*** Opening of RECORDS FOR THE TASK ***
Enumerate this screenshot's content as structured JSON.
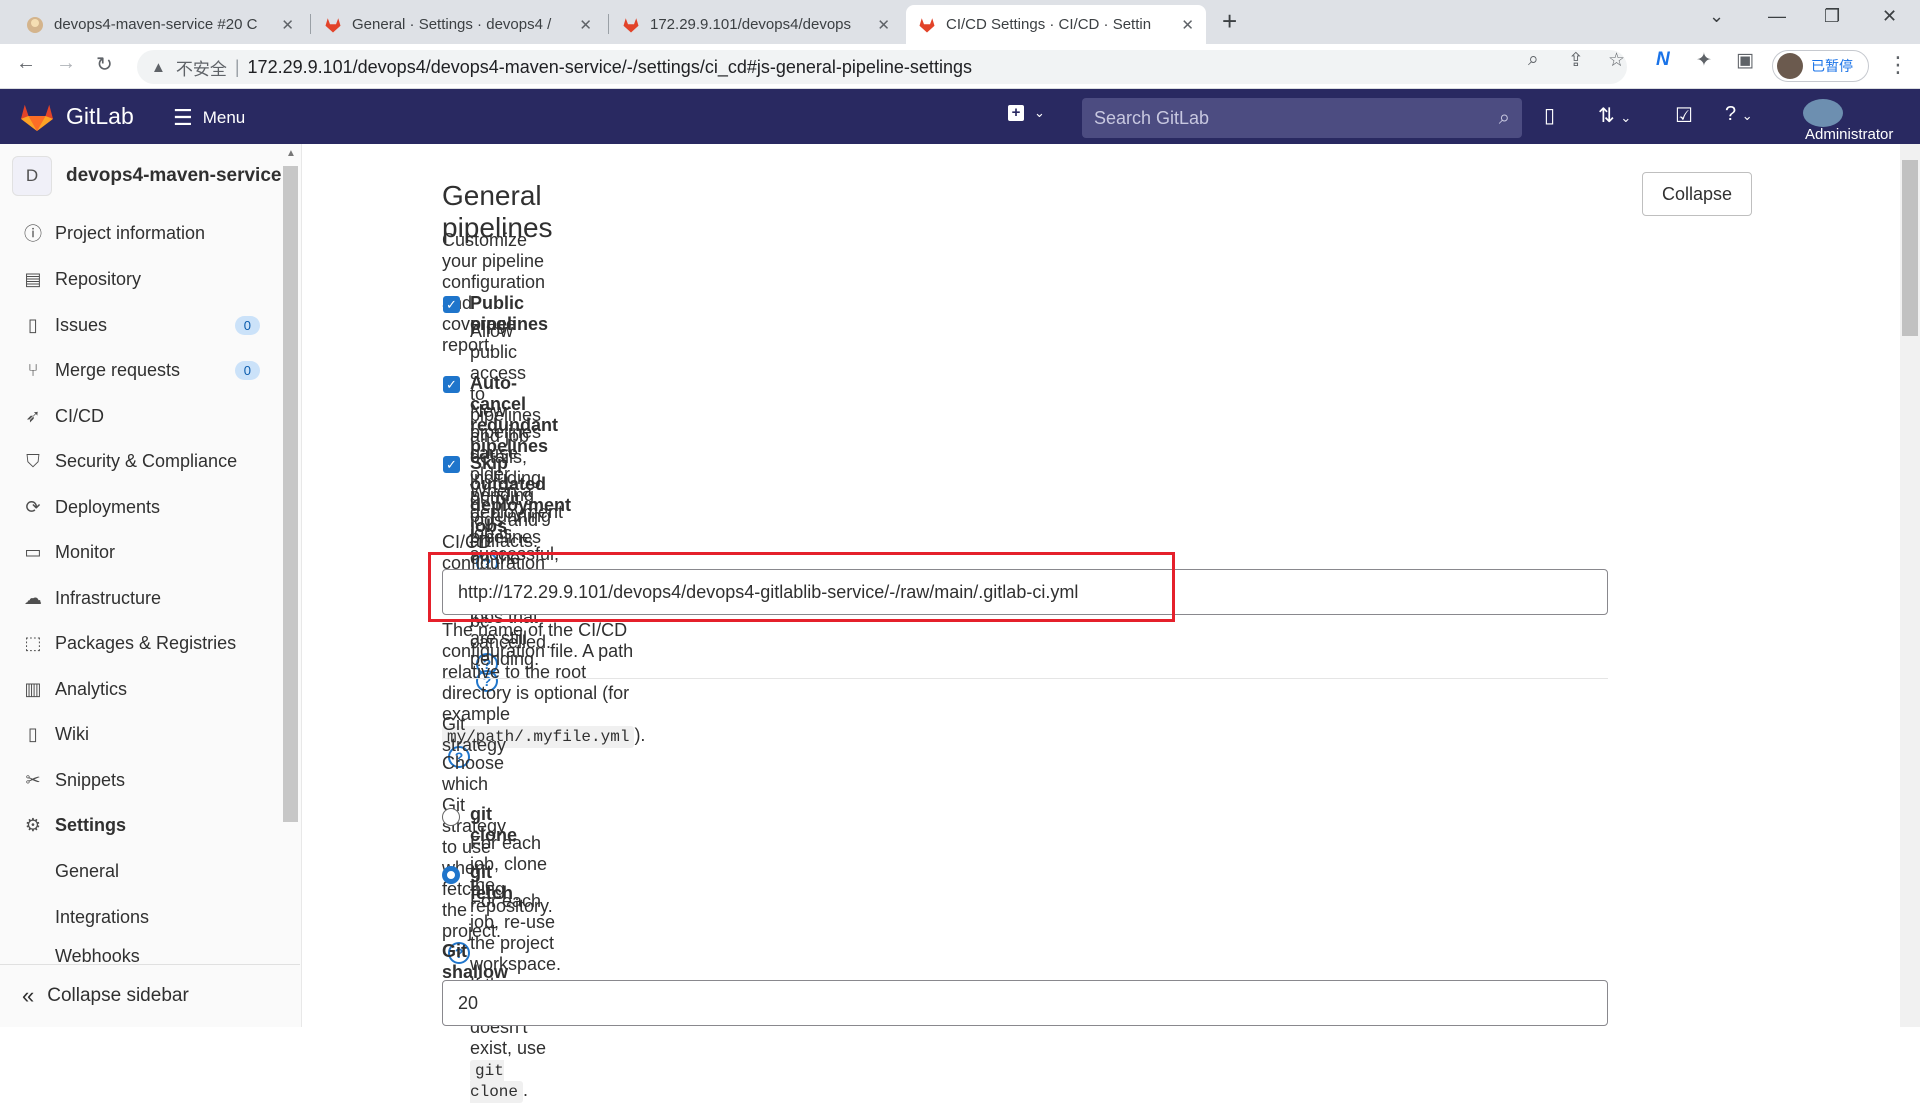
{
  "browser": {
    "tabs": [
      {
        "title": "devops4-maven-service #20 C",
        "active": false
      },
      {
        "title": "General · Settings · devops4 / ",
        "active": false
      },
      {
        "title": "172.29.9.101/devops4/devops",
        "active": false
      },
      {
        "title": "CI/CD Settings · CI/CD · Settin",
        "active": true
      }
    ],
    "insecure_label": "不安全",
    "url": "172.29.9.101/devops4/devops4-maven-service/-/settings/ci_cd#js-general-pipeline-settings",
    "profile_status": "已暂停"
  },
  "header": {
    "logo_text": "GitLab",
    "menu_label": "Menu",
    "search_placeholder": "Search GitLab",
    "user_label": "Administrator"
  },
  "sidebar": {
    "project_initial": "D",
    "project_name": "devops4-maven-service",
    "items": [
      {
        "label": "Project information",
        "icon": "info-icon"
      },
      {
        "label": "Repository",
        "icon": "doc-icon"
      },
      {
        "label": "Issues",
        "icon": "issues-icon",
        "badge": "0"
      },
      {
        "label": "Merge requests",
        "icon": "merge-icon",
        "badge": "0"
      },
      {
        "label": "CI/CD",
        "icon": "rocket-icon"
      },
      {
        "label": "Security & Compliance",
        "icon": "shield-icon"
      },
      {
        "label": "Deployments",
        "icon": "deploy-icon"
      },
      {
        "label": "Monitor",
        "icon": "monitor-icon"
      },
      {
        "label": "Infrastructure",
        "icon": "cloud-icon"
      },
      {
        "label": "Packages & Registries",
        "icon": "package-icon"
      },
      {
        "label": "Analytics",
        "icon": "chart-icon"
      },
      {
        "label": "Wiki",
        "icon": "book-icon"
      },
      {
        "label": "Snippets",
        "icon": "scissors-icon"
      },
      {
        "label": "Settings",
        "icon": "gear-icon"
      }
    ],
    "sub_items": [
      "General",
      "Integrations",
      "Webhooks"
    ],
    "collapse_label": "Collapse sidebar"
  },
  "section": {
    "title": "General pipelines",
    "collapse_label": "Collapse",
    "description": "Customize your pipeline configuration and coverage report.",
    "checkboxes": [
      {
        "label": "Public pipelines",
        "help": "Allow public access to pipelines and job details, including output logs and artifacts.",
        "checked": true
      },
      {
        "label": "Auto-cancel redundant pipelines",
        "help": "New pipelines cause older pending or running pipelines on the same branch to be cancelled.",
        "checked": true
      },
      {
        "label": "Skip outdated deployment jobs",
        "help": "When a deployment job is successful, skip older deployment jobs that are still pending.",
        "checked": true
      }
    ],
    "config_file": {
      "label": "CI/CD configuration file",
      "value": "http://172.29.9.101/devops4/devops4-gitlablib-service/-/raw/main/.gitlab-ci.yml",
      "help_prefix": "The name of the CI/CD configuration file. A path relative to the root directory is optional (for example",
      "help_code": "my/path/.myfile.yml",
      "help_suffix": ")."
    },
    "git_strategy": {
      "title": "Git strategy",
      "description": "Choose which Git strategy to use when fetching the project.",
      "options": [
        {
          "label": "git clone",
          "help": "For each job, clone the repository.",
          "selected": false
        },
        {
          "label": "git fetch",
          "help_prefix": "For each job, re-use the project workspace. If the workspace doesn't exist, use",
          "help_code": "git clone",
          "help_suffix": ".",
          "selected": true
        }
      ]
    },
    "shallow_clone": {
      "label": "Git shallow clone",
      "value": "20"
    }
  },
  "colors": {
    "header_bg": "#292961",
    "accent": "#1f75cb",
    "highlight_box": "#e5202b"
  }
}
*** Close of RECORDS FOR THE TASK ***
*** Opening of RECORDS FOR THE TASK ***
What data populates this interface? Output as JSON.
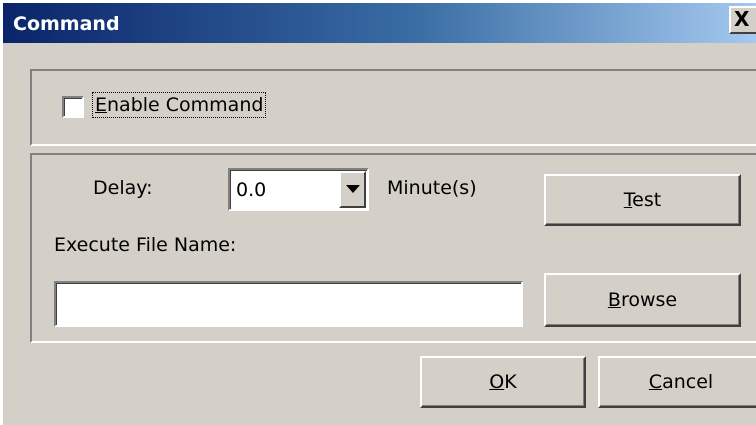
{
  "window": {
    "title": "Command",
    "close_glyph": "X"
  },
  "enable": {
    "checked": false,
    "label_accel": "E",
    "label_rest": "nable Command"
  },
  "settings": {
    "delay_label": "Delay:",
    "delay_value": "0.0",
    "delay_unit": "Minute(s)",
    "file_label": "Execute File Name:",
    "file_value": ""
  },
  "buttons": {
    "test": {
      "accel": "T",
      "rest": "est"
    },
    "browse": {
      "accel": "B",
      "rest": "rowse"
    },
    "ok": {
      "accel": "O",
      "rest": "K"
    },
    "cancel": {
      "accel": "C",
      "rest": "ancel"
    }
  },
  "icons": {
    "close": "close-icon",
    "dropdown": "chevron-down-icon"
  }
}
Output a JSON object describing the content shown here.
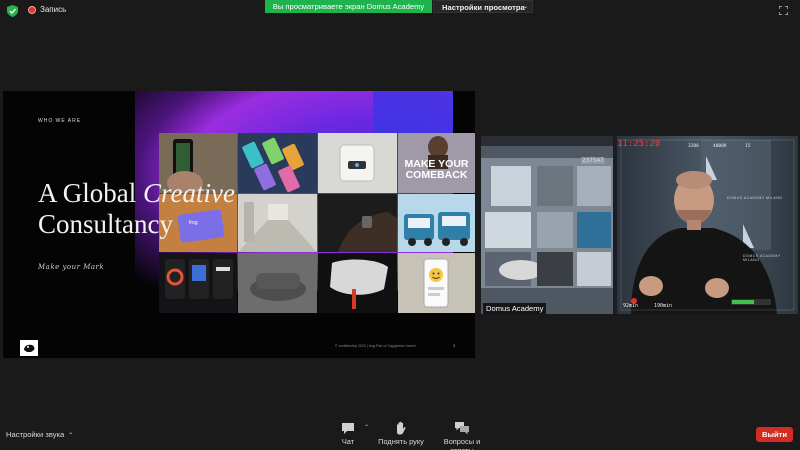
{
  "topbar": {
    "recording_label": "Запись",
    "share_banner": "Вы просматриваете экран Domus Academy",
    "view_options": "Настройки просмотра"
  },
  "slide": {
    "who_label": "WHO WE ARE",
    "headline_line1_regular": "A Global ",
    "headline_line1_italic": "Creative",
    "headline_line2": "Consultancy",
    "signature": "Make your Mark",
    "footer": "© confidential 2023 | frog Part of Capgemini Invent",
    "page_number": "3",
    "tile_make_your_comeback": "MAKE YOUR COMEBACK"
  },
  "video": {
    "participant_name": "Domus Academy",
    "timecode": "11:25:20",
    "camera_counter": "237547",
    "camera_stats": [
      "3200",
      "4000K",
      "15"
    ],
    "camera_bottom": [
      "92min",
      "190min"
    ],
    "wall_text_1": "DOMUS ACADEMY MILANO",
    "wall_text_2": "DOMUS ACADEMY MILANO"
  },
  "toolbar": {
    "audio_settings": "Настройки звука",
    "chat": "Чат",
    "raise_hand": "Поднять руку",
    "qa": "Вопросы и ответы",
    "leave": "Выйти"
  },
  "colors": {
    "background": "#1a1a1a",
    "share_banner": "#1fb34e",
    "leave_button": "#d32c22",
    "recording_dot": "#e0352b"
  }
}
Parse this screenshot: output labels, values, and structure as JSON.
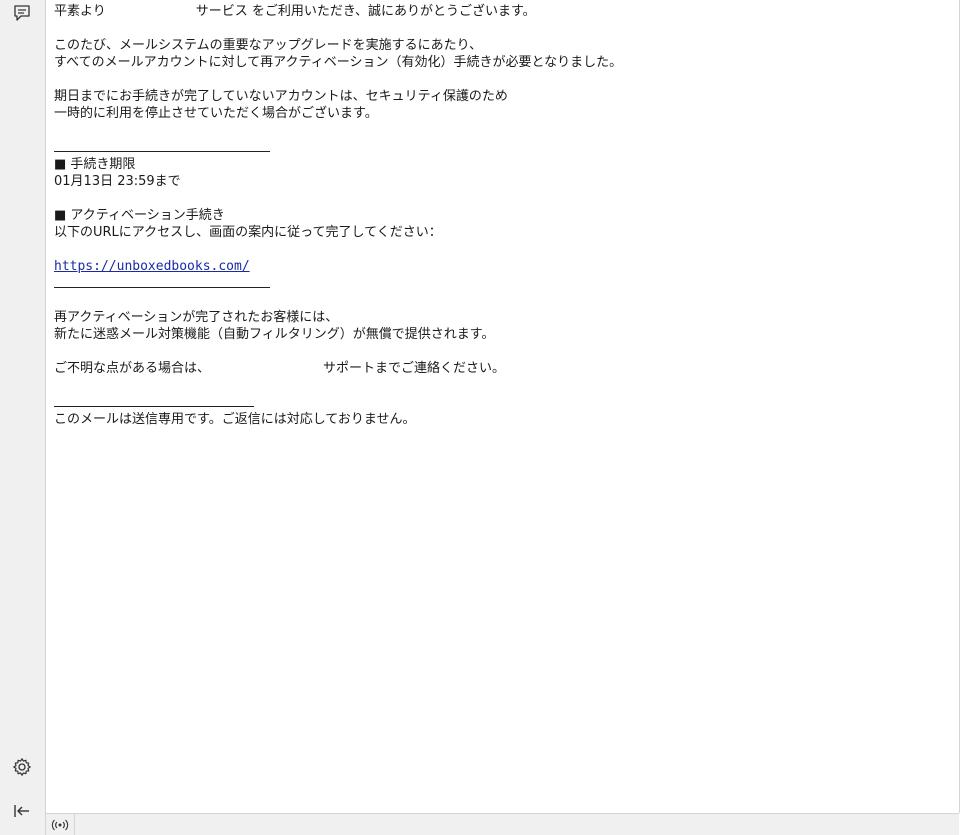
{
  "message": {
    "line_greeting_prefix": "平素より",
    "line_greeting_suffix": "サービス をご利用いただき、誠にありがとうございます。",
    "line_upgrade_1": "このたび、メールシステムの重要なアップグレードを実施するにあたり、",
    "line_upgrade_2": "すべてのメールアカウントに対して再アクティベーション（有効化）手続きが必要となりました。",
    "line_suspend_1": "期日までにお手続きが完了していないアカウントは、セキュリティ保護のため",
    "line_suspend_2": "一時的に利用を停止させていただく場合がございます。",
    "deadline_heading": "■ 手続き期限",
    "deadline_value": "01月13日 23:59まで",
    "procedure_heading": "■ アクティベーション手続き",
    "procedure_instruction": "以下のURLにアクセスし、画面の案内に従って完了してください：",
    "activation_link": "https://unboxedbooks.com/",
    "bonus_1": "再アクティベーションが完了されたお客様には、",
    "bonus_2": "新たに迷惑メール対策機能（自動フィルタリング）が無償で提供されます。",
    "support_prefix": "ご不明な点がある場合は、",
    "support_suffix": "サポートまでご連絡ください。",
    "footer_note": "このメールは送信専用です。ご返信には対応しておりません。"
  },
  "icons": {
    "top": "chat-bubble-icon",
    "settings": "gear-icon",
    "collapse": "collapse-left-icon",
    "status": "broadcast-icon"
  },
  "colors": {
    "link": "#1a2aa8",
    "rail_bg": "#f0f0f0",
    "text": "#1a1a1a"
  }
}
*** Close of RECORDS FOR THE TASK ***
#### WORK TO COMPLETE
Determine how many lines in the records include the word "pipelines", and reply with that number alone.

#### TASK RESPONSE
5